One of the biggest questions asked about product ops is - how do you know it's working? This question is correct and important, we need to measure product ops activities to know how the get the most out of the function.
The main objectiveProduct ops is a supporting function created to empower existing product teams, increase their performance and job satisfaction.
You need to keep that goal in mind when designing the evaluators for your product ops team.
Knowing what you want to achieve with product ops, you can select a way to judge whether your product ops deliver the results you want. Here are some of the possible methods you can use to evaluate product ops performance.
Method 1: OutputsDepending on when you've hired product ops you might have very concrete things in mind for them to tackle. If you are a startup entering a growth stage you might not have enough PMs on board, no processes for them to follow, no or some tools to make data-informed decisions. Hence one way you can use to evaluate the usefulness of product ops is a simple output-based checklist.
- Product hiring needs identified and approved
- Product team hired and onboarded
- Product process described and communicated around the org
- Needed tools acquired and implemented
- People trained to use tools and processes
- Discovery and delivery processes are exercised and actively used
- Product people professional development plans are created and approved
- Regular mentorship is implemented and used
Method 2: Main KPIsLooking at the previous method you can say: it's all good but how about my business, how can product ops help me achieve my vision? And you are correct. Product ops is there to support your business, increase productivity and knowledge within the organisation. That's why you need to take into account your main KPIs when evaluating product ops.
Assuming you were tracking your main KPIs before the product ops function was created, you should see your main indicators growing as product ops people do their thing. The tricky bit here is when to evaluate based on main KPIs? You need to give your product teams and product ops time to identify the needed changes, design and execute experiments, get and implement the results, practice and deliver in a new way. Only then you can see your main indicators moving. For every business and product, these timeframes will be varied. One principle remains though: if you created product ops, given it enough time and opportunity to act but your business outcomes are not moving in the desired direction - you might need to look deeper into this issue.
Method 3: Job satisfactionProduct ops exist to empower product teams and help them do their best work.

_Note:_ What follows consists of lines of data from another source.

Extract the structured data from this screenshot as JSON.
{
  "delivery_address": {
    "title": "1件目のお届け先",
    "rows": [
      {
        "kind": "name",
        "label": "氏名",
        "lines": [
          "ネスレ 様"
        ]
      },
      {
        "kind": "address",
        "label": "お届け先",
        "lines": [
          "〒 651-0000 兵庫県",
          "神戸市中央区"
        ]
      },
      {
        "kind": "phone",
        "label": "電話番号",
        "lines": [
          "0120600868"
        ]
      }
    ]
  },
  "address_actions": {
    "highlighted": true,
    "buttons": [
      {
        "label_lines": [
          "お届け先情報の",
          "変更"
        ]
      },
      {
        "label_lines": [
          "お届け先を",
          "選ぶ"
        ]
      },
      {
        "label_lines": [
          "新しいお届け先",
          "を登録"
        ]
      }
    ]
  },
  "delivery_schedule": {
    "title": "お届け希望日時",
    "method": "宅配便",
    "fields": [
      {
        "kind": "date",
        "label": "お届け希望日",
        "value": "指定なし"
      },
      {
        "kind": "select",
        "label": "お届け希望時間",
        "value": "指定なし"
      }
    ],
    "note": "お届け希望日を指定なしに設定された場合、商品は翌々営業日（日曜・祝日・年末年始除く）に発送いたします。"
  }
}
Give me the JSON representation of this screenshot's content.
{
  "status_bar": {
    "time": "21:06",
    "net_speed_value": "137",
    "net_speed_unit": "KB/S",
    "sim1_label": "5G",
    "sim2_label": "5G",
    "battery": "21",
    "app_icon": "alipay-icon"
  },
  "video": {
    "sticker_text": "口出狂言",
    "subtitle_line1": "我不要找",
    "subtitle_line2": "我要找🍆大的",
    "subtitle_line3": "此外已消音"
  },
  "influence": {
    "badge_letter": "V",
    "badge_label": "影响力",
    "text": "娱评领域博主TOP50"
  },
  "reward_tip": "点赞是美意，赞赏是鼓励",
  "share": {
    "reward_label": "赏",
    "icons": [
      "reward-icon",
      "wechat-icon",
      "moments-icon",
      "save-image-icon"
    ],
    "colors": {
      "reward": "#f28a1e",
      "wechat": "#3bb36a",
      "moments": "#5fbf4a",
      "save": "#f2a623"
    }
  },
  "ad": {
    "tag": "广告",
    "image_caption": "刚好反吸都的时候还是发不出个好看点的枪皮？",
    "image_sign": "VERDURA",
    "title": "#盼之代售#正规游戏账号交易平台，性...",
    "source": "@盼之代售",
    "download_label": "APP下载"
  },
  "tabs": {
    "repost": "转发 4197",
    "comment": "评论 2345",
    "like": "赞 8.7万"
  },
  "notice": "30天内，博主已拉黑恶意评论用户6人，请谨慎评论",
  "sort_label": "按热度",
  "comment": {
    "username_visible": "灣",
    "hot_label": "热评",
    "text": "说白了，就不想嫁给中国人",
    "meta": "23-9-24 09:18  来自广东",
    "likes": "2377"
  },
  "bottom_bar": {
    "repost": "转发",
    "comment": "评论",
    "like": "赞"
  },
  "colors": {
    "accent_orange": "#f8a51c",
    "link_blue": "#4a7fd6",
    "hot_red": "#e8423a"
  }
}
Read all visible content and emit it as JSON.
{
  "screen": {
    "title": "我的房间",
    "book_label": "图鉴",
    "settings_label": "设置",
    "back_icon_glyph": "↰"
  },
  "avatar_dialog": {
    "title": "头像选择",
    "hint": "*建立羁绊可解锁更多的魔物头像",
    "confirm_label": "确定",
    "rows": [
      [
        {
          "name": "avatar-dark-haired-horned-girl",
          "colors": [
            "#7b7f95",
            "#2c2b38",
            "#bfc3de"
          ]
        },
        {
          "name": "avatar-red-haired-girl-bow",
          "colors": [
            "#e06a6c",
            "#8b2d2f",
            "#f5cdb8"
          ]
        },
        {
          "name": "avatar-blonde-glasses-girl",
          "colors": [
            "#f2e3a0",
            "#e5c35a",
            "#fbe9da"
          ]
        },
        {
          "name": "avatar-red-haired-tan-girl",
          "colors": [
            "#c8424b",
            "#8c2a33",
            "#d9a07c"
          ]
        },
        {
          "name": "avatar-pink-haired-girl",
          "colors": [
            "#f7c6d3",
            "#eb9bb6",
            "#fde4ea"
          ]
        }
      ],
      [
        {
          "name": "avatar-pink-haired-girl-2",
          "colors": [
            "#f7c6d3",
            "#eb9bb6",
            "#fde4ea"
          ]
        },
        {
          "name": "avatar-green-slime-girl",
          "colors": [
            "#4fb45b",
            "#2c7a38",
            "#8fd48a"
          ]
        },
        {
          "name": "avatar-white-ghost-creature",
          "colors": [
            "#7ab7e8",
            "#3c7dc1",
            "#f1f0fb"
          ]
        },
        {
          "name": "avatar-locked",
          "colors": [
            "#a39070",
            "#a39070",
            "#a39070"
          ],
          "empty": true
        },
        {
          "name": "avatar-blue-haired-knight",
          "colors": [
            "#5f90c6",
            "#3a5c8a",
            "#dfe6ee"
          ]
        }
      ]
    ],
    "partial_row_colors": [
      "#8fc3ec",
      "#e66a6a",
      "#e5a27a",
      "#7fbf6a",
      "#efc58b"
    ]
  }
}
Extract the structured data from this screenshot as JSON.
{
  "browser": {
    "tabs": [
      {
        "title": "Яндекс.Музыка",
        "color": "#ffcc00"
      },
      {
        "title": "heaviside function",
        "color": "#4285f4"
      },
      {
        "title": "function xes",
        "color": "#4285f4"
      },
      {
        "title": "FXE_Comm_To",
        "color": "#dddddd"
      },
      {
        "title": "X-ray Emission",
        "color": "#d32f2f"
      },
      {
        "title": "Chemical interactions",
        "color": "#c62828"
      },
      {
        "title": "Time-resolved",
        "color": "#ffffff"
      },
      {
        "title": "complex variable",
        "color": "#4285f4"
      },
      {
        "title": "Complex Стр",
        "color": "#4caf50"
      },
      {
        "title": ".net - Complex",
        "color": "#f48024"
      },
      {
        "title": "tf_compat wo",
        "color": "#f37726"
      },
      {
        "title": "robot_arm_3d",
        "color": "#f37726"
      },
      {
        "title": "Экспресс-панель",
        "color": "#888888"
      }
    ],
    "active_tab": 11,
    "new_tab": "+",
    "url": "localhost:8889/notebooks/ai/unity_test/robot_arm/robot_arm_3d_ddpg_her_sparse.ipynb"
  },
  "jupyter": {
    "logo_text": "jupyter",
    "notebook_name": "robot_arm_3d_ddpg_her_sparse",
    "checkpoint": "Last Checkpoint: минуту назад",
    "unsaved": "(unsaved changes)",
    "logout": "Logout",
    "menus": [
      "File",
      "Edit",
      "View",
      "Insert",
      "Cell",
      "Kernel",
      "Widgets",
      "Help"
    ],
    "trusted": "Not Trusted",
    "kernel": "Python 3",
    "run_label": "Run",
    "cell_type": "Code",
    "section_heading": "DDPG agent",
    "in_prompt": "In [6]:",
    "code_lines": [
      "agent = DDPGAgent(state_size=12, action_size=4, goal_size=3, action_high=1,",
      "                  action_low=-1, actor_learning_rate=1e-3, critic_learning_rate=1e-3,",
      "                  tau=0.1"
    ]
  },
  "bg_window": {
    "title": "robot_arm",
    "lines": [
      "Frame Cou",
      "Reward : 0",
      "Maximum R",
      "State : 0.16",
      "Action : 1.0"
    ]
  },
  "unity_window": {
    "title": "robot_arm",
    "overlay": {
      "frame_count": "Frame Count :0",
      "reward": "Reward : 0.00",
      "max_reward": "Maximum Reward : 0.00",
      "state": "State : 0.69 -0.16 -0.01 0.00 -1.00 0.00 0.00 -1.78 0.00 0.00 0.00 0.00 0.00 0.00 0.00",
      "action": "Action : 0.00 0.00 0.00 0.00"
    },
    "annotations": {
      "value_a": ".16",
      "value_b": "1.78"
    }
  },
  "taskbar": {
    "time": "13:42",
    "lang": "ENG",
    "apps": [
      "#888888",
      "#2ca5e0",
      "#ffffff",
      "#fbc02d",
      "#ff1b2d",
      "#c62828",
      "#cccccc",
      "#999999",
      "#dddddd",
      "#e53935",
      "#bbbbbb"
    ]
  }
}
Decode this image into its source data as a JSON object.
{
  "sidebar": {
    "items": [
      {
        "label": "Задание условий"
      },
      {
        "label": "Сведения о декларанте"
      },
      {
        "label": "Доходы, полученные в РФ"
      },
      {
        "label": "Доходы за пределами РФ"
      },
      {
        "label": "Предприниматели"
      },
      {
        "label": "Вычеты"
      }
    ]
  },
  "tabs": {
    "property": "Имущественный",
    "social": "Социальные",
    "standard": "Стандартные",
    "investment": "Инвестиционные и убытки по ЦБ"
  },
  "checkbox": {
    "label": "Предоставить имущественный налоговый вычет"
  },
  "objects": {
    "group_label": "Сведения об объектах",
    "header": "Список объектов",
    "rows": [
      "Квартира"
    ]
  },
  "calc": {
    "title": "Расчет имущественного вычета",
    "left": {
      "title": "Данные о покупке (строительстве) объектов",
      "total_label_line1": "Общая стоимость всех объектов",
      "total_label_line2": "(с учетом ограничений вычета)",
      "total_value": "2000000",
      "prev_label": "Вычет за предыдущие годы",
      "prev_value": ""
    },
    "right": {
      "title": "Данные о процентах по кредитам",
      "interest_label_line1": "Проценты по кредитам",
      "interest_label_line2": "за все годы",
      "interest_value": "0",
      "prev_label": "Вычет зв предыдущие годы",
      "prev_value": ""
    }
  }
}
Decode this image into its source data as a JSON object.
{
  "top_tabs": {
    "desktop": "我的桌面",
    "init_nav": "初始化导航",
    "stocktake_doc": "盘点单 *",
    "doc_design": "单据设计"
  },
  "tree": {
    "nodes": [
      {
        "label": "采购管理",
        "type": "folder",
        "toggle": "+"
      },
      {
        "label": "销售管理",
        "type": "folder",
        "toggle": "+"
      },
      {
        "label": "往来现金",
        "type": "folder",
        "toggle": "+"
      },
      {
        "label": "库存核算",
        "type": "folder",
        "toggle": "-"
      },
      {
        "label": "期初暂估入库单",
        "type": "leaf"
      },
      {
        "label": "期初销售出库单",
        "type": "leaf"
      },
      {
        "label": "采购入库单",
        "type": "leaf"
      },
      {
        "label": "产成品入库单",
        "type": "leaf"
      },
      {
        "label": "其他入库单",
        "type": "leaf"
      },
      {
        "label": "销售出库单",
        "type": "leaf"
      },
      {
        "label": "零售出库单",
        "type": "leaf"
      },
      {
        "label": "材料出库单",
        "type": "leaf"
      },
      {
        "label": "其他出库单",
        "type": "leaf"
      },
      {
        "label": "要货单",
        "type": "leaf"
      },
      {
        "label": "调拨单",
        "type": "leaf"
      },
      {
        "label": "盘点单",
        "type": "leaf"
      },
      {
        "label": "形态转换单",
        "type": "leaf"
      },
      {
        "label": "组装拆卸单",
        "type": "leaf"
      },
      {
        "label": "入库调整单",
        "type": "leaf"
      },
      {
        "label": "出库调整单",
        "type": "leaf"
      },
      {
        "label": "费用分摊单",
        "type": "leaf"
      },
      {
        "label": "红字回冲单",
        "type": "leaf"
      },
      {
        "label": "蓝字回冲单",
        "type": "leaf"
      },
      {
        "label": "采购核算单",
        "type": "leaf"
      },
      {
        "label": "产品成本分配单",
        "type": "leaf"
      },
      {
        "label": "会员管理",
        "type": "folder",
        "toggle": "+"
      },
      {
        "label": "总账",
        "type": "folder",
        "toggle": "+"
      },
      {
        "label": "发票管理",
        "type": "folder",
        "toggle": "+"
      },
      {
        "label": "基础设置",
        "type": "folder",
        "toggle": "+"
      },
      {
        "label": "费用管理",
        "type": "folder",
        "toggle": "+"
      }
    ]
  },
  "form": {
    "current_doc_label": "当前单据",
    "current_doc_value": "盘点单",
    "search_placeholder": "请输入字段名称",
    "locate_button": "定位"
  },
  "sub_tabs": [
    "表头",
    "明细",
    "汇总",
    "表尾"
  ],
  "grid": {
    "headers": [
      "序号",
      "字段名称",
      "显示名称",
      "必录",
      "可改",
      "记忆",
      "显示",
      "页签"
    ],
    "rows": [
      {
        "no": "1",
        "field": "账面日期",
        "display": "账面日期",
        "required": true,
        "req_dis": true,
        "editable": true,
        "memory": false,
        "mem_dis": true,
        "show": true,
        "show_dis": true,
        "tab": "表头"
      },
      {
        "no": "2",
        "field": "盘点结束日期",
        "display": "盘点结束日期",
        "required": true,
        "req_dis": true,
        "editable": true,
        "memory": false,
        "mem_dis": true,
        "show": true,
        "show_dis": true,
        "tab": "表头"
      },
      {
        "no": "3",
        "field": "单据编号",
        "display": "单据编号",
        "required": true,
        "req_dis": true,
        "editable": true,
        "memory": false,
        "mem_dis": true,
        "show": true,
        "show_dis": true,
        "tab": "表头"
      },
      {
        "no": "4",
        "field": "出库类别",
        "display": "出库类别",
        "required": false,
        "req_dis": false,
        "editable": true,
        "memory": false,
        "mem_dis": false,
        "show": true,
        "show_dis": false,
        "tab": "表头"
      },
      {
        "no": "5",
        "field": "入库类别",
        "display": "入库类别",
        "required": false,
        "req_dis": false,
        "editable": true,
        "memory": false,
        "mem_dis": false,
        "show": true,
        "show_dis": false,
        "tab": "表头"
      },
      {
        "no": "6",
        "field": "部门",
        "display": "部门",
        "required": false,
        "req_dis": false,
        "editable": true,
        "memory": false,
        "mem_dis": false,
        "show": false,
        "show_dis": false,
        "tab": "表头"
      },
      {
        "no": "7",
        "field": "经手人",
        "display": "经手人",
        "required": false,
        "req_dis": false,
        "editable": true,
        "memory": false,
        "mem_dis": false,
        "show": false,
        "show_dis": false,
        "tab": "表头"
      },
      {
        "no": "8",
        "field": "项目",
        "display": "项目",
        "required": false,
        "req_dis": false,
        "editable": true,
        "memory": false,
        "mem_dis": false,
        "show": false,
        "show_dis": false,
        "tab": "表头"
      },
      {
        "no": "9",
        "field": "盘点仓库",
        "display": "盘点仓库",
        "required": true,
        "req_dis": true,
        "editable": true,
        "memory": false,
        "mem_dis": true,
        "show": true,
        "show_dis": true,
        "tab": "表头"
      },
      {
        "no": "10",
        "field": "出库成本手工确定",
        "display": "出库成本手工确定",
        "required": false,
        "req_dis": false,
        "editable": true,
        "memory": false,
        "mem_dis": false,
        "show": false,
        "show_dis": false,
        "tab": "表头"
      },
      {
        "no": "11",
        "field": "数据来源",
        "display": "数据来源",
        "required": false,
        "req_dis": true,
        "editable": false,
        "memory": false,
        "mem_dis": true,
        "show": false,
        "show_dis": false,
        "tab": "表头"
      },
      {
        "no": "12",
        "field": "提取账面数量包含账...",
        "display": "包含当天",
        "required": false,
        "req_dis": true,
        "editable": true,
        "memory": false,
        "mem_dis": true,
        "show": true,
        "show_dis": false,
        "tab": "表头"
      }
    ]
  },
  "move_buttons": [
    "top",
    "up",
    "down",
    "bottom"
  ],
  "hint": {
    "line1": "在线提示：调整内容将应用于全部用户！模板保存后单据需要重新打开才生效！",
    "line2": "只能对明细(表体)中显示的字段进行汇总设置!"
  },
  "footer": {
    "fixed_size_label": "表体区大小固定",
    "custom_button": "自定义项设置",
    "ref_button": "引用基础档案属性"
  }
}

Naturally then, we need to make sure our product teams are getting happier work-wise. It is highly advisable to measure the satisfaction of your cross-functional product teams before and after the introduction of product ops.
You can do that using eNPS method or any other feedback mechanism. Ideally, you want to see job satisfaction improving with the help of product ops. Your product teams should have all the tools, data and expertise needed to do their best work. They need to have up-to-date and real professional development plans as well as access to mentors, relevant education and organisational support.
You probably guessed by now that to have a good picture of your product ops performance you need to combine all three methods. Yes, you need to know their outputs, how those affected your main KPIs and whether your product team's job satisfaction has improved.
Don't be too fanatical about the attribution. As a business owner or CEO, you want your bottom line to improve, you want to grow, to delight your customers and shareholders. If those things are happening - you can attribute at least some of the praise to your product ops team. Similarly, if things don't go too well - it's everyone's issue, including product ops.
If you treat your product ops as partners and work side by side, you'd definitely see the benefits they can provide for your product and your business.